at Foxy Production
, in the group exhibition "GEO," which runs through February 8, 2005. The video begins with an aerial perspective looking down on a videogame landscape (sort of reminiscent of the old Intellivision tank battle terrain, but it could be a lot of things from that era). Directional arrows invade the middle ground and...
...after passing over, under, and around each other they begin to dissolve into painterly sprays of pure pixelation--a gorgeous effect, but not too gorgeous. It looks like a specific set of commands to "break down" as opposed to a one-click Photoshop filter; don't know if any, or how much, custom programming was required and don't care particularly. Eventually the screen fills with a succulent allover abstraction that could be Monet's Water Lilies a la Bit-Rot.
This detail showing the initial breakdown into pixels probably looks fuzzy in Safari--another browser is recommended to see this scaled up image super-sharp.
In the gallery, the video is displayed on an LCD screen directly from the computer. My only quibble is I miss seeing this type of imagery on the big clunky CRT picture tube, as a similar work of Bell-Smith's was displayed last summer in the Infinite Fill Group Show. Ideally when he has a solo exhibit we can see his work with a variety of formats and hardware. Also recommended is a music piece on Bell-Smith's blog that is a kind of marathon sequencer ditty

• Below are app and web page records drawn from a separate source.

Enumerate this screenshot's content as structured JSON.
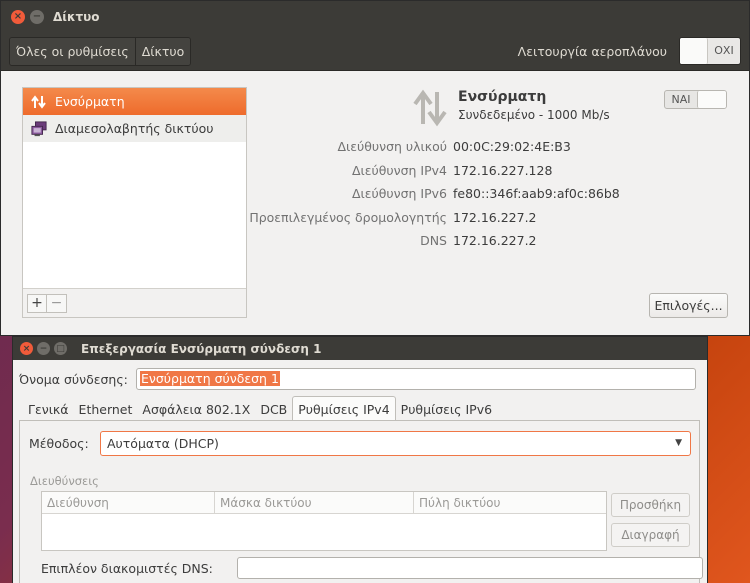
{
  "main_window": {
    "title": "Δίκτυο",
    "nav": {
      "all_settings": "Όλες οι ρυθμίσεις",
      "network": "Δίκτυο"
    },
    "airplane": {
      "label": "Λειτουργία αεροπλάνου",
      "state": "ΟΧΙ"
    },
    "devices": [
      {
        "label": "Ενσύρματη",
        "icon": "wired-arrows-icon"
      },
      {
        "label": "Διαμεσολαβητής δικτύου",
        "icon": "network-proxy-icon"
      }
    ],
    "add_symbol": "+",
    "remove_symbol": "−",
    "detail": {
      "title": "Ενσύρματη",
      "status": "Συνδεδεμένο - 1000 Mb/s",
      "switch_state": "ΝΑΙ",
      "rows": [
        {
          "key": "Διεύθυνση υλικού",
          "value": "00:0C:29:02:4E:B3"
        },
        {
          "key": "Διεύθυνση IPv4",
          "value": "172.16.227.128"
        },
        {
          "key": "Διεύθυνση IPv6",
          "value": "fe80::346f:aab9:af0c:86b8"
        },
        {
          "key": "Προεπιλεγμένος δρομολογητής",
          "value": "172.16.227.2"
        },
        {
          "key": "DNS",
          "value": "172.16.227.2"
        }
      ],
      "options_label": "Επιλογές..."
    }
  },
  "edit_window": {
    "title": "Επεξεργασία Ενσύρματη σύνδεση 1",
    "conn_name_label": "Όνομα σύνδεσης:",
    "conn_name_value": "Ενσύρματη σύνδεση 1",
    "tabs": [
      "Γενικά",
      "Ethernet",
      "Ασφάλεια 802.1X",
      "DCB",
      "Ρυθμίσεις IPv4",
      "Ρυθμίσεις IPv6"
    ],
    "selected_tab": "Ρυθμίσεις IPv4",
    "method_label": "Μέθοδος:",
    "method_value": "Αυτόματα (DHCP)",
    "addresses_label": "Διευθύνσεις",
    "columns": [
      "Διεύθυνση",
      "Μάσκα δικτύου",
      "Πύλη δικτύου"
    ],
    "add_label": "Προσθήκη",
    "delete_label": "Διαγραφή",
    "dns_label": "Επιπλέον διακομιστές DNS:",
    "dns_value": ""
  },
  "colors": {
    "accent": "#f07746",
    "titlebar": "#3c3b37",
    "close": "#f15b3a"
  }
}
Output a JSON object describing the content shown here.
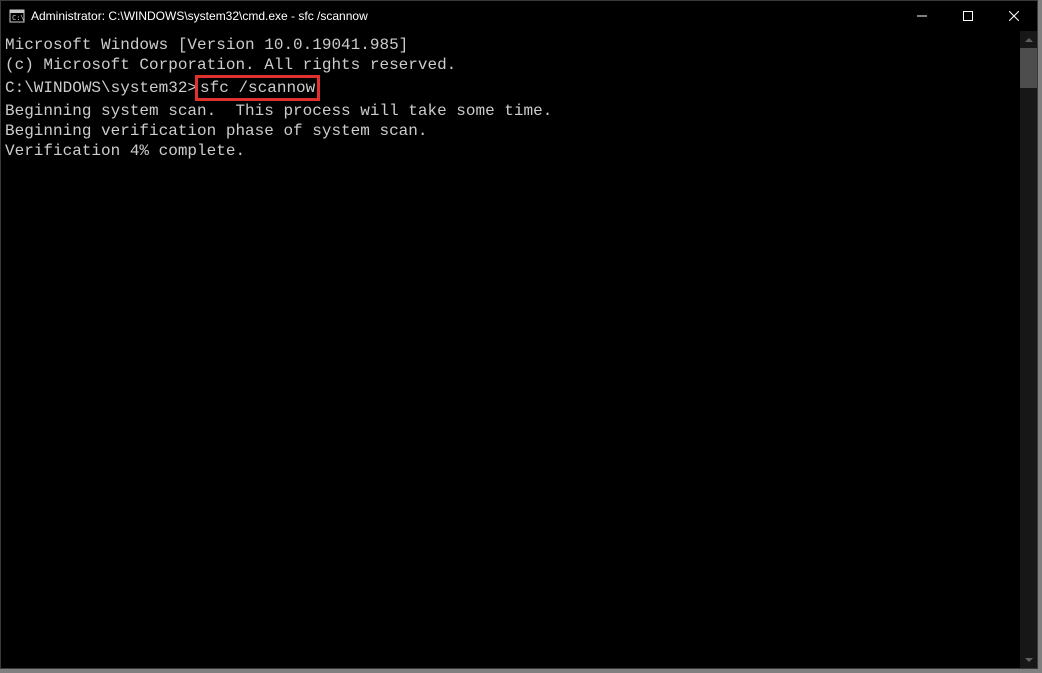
{
  "window": {
    "title": "Administrator: C:\\WINDOWS\\system32\\cmd.exe - sfc  /scannow"
  },
  "terminal": {
    "line1": "Microsoft Windows [Version 10.0.19041.985]",
    "line2": "(c) Microsoft Corporation. All rights reserved.",
    "line3": "",
    "prompt": "C:\\WINDOWS\\system32>",
    "command": "sfc /scannow",
    "line5": "",
    "line6": "Beginning system scan.  This process will take some time.",
    "line7": "",
    "line8": "Beginning verification phase of system scan.",
    "line9": "Verification 4% complete."
  }
}
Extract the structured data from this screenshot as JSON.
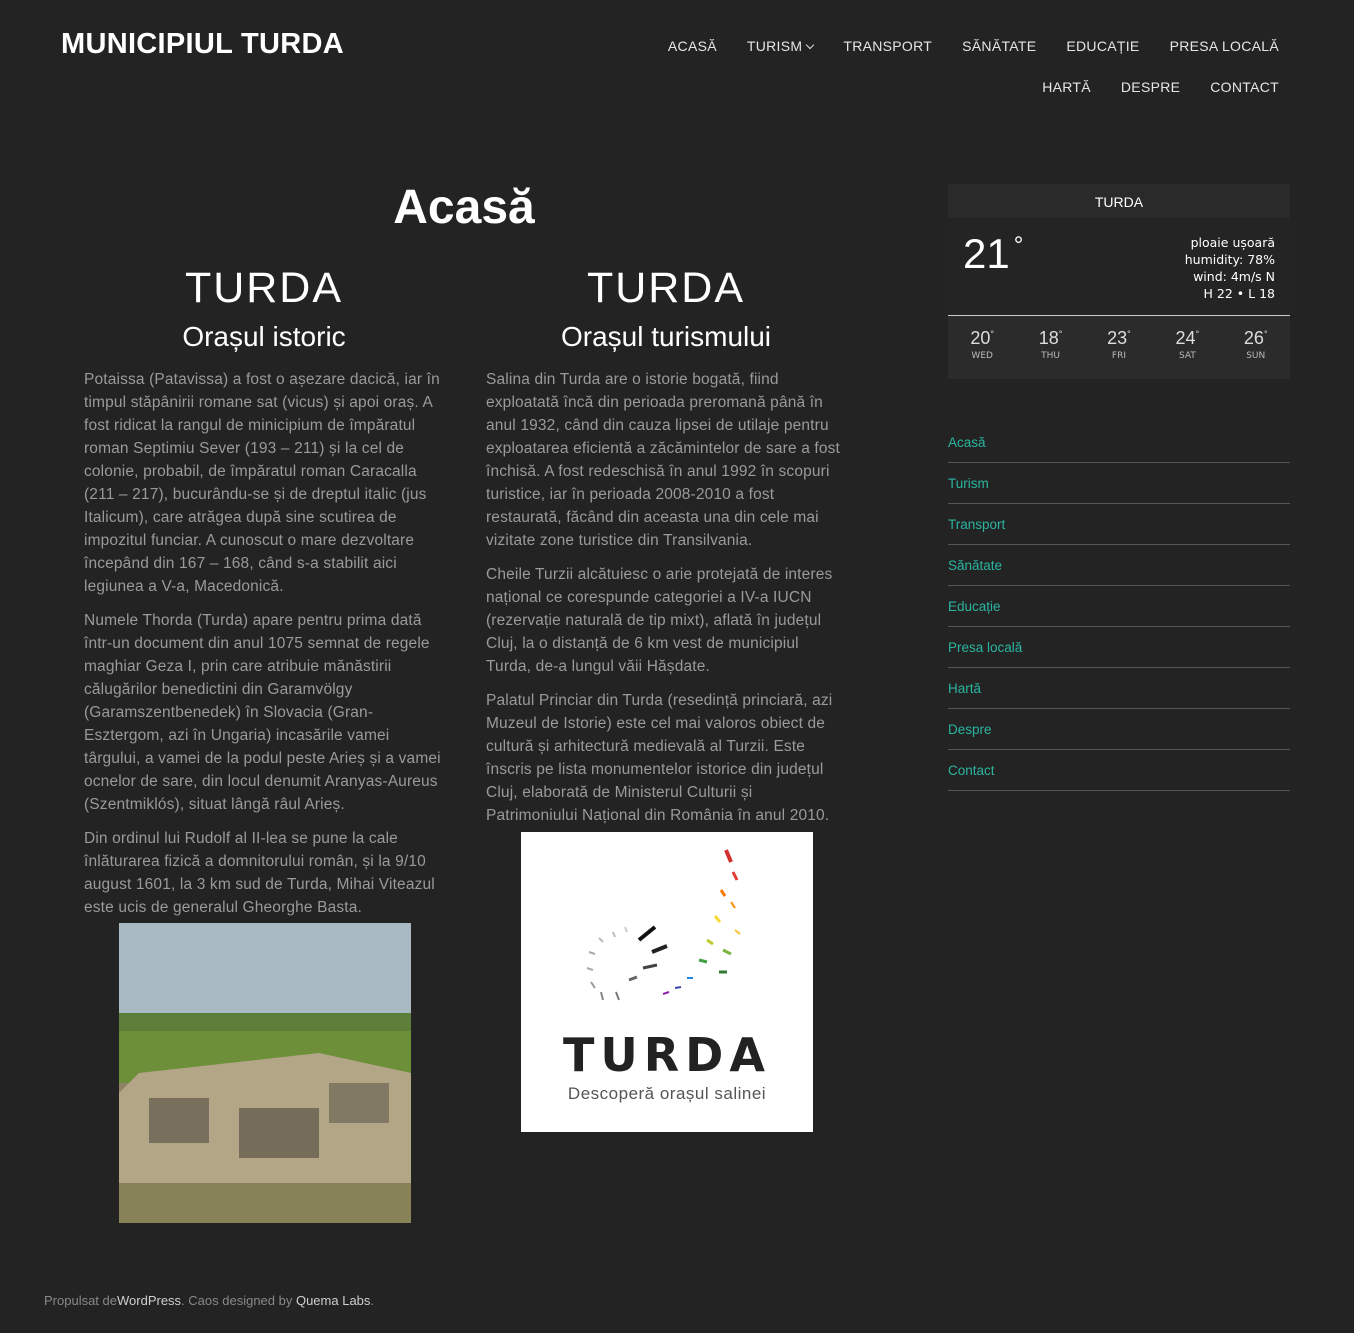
{
  "site": {
    "title": "MUNICIPIUL TURDA"
  },
  "nav": {
    "row1": [
      "ACASĂ",
      "TURISM",
      "TRANSPORT",
      "SĂNĂTATE",
      "EDUCAȚIE",
      "PRESA LOCALĂ"
    ],
    "row2": [
      "HARTĂ",
      "DESPRE",
      "CONTACT"
    ]
  },
  "main": {
    "title": "Acasă",
    "left": {
      "heading": "TURDA",
      "subheading": "Orașul istoric",
      "paragraphs": [
        "Potaissa (Patavissa) a fost o așezare dacică, iar în timpul stăpânirii romane sat (vicus) și apoi oraș. A fost ridicat la rangul de minicipium de împăratul roman Septimiu Sever (193 – 211) și la cel de colonie, probabil, de împăratul roman Caracalla (211 – 217), bucurându-se și de dreptul italic (jus Italicum), care atrăgea după sine scutirea de impozitul funciar. A cunoscut o mare dezvoltare începând din 167 – 168, când s-a stabilit aici legiunea a V-a, Macedonică.",
        "Numele Thorda (Turda) apare pentru prima dată într-un document din anul 1075 semnat de regele maghiar Geza I, prin care atribuie mănăstirii călugărilor benedictini din Garamvölgy (Garamszentbenedek) în Slovacia (Gran-Esztergom, azi în Ungaria) incasările vamei târgului, a vamei de la podul peste Arieș și a vamei ocnelor de sare, din locul denumit Aranyas-Aureus (Szentmiklós), situat lângă râul Arieș.",
        "Din ordinul lui Rudolf al II-lea se pune la cale înlăturarea fizică a domnitorului român, și la 9/10 august 1601, la 3 km sud de Turda, Mihai Viteazul este ucis de generalul Gheorghe Basta."
      ]
    },
    "right": {
      "heading": "TURDA",
      "subheading": "Orașul turismului",
      "paragraphs": [
        "Salina din Turda are o istorie bogată, fiind exploatată încă din perioada preromană până în anul 1932, când din cauza lipsei de utilaje pentru exploatarea eficientă a zăcămintelor de sare a fost închisă. A fost redeschisă în anul 1992 în scopuri turistice, iar în perioada 2008-2010 a fost restaurată, făcând din aceasta una din cele mai vizitate zone turistice din Transilvania.",
        "Cheile Turzii alcătuiesc o arie protejată de interes național ce corespunde categoriei a IV-a IUCN (rezervație naturală de tip mixt), aflată în județul Cluj, la o distanță de 6 km vest de municipiul Turda, de-a lungul văii Hășdate.",
        "Palatul Princiar din Turda (resedință princiară, azi Muzeul de Istorie) este cel mai valoros obiect de cultură și arhitectură medievală al Turzii. Este înscris pe lista monumentelor istorice din județul Cluj, elaborată de Ministerul Culturii și Patrimoniului Național din România în anul 2010."
      ],
      "logo": {
        "text": "TURDA",
        "tagline": "Descoperă orașul salinei"
      }
    }
  },
  "weather": {
    "city": "TURDA",
    "temp": "21",
    "deg": "°",
    "desc": "ploaie ușoară",
    "humidity": "humidity: 78%",
    "wind": "wind: 4m/s N",
    "hl": "H 22 • L 18",
    "forecast": [
      {
        "t": "20",
        "d": "WED"
      },
      {
        "t": "18",
        "d": "THU"
      },
      {
        "t": "23",
        "d": "FRI"
      },
      {
        "t": "24",
        "d": "SAT"
      },
      {
        "t": "26",
        "d": "SUN"
      }
    ]
  },
  "sidebar": {
    "items": [
      "Acasă",
      "Turism",
      "Transport",
      "Sănătate",
      "Educație",
      "Presa locală",
      "Hartă",
      "Despre",
      "Contact"
    ]
  },
  "footer": {
    "prefix": "Propulsat de",
    "wp": "WordPress",
    "mid": ". Caos designed by ",
    "author": "Quema Labs",
    "suffix": "."
  },
  "colors": {
    "background": "#232323",
    "accent": "#2ab5a0",
    "body_text": "#9a9a9a"
  }
}
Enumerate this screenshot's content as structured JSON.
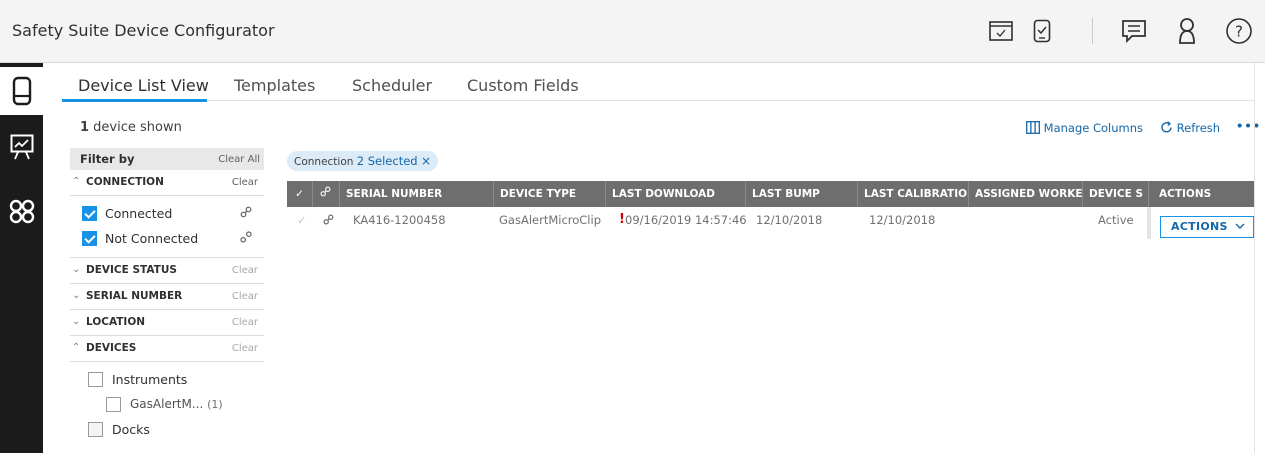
{
  "app": {
    "title": "Safety Suite Device Configurator"
  },
  "tabs": [
    {
      "label": "Device List View",
      "active": true
    },
    {
      "label": "Templates",
      "active": false
    },
    {
      "label": "Scheduler",
      "active": false
    },
    {
      "label": "Custom Fields",
      "active": false
    }
  ],
  "summary": {
    "count": "1",
    "text": " device shown"
  },
  "filter": {
    "title": "Filter by",
    "clear_all": "Clear All",
    "sections": {
      "connection": {
        "label": "CONNECTION",
        "clear": "Clear",
        "expanded": true
      },
      "device_status": {
        "label": "DEVICE STATUS",
        "clear": "Clear"
      },
      "serial_number": {
        "label": "SERIAL NUMBER",
        "clear": "Clear"
      },
      "location": {
        "label": "LOCATION",
        "clear": "Clear"
      },
      "devices": {
        "label": "DEVICES",
        "clear": "Clear",
        "expanded": true
      }
    },
    "connection_options": [
      {
        "label": "Connected",
        "checked": true,
        "icon": "link-icon"
      },
      {
        "label": "Not Connected",
        "checked": true,
        "icon": "broken-link-icon"
      }
    ],
    "device_options": {
      "instruments": {
        "label": "Instruments",
        "checked": false
      },
      "gasalert": {
        "label": "GasAlertM...",
        "count": "(1)",
        "checked": false
      },
      "docks": {
        "label": "Docks",
        "checked": false
      }
    }
  },
  "chip": {
    "prefix": "Connection",
    "value": "2 Selected",
    "close": "×"
  },
  "toolbar": {
    "manage_columns": "Manage Columns",
    "refresh": "Refresh",
    "more": "•••"
  },
  "table": {
    "headers": [
      "SERIAL NUMBER",
      "DEVICE TYPE",
      "LAST DOWNLOAD",
      "LAST BUMP",
      "LAST CALIBRATION",
      "ASSIGNED WORKER",
      "DEVICE S",
      "ACTIONS"
    ],
    "rows": [
      {
        "serial": "KA416-1200458",
        "type": "GasAlertMicroClip",
        "alert": "!",
        "last_download": "09/16/2019 14:57:46",
        "last_bump": "12/10/2018",
        "last_calibration": "12/10/2018",
        "assigned_worker": "",
        "status": "Active",
        "action_label": "ACTIONS"
      }
    ]
  },
  "colors": {
    "accent": "#1792e5",
    "rail": "#1b1b1b",
    "header": "#6e6e6e",
    "alert": "#d00000"
  }
}
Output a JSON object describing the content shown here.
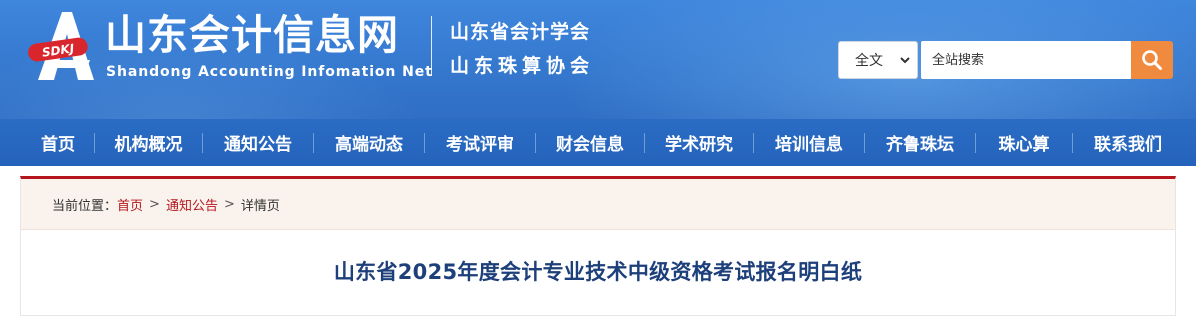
{
  "header": {
    "site_name": "山东会计信息网",
    "site_name_en": "Shandong Accounting Infomation Net",
    "logo_badge": "SDKJ",
    "association_1": "山东省会计学会",
    "association_2": "山东珠算协会",
    "colors": {
      "banner": "#3579cf",
      "accent": "#f08a3e",
      "logo_red": "#d9262c"
    }
  },
  "search": {
    "scope_selected": "全文",
    "placeholder": "全站搜索",
    "button_icon": "search-icon"
  },
  "nav": {
    "items": [
      {
        "label": "首页"
      },
      {
        "label": "机构概况"
      },
      {
        "label": "通知公告"
      },
      {
        "label": "高端动态"
      },
      {
        "label": "考试评审"
      },
      {
        "label": "财会信息"
      },
      {
        "label": "学术研究"
      },
      {
        "label": "培训信息"
      },
      {
        "label": "齐鲁珠坛"
      },
      {
        "label": "珠心算"
      },
      {
        "label": "联系我们"
      }
    ]
  },
  "breadcrumb": {
    "prefix": "当前位置：",
    "home": "首页",
    "section": "通知公告",
    "current": "详情页",
    "separator": ">"
  },
  "article": {
    "title": "山东省2025年度会计专业技术中级资格考试报名明白纸"
  }
}
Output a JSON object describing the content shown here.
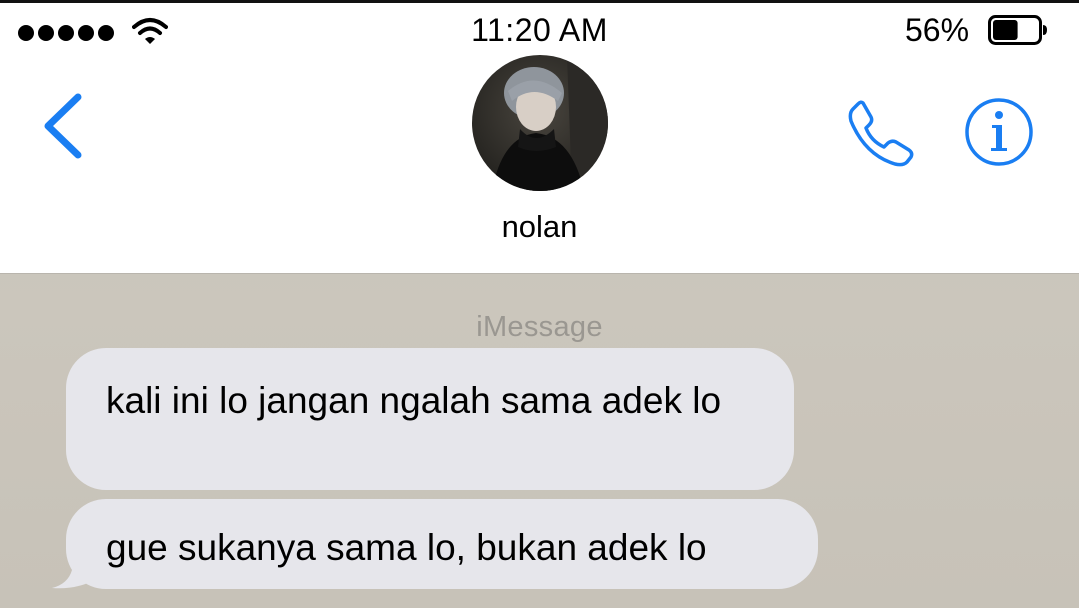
{
  "status_bar": {
    "time": "11:20 AM",
    "battery_percent": "56%",
    "battery_level": 0.56,
    "signal_bars": 5
  },
  "nav": {
    "back_icon": "chevron-left-icon",
    "contact_name": "nolan",
    "phone_icon": "phone-icon",
    "info_icon": "info-icon"
  },
  "chat": {
    "service_label": "iMessage",
    "messages": [
      {
        "text": "kali ini lo jangan ngalah sama adek lo",
        "direction": "incoming"
      },
      {
        "text": "gue sukanya sama lo, bukan adek lo",
        "direction": "incoming"
      }
    ]
  },
  "colors": {
    "accent": "#1a7ef2",
    "bubble_incoming": "#e6e6eb",
    "chat_background": "#c9c4ba",
    "service_label": "#9a9791"
  }
}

--curious to see what happens with that if it reaches the projected 74 minutes.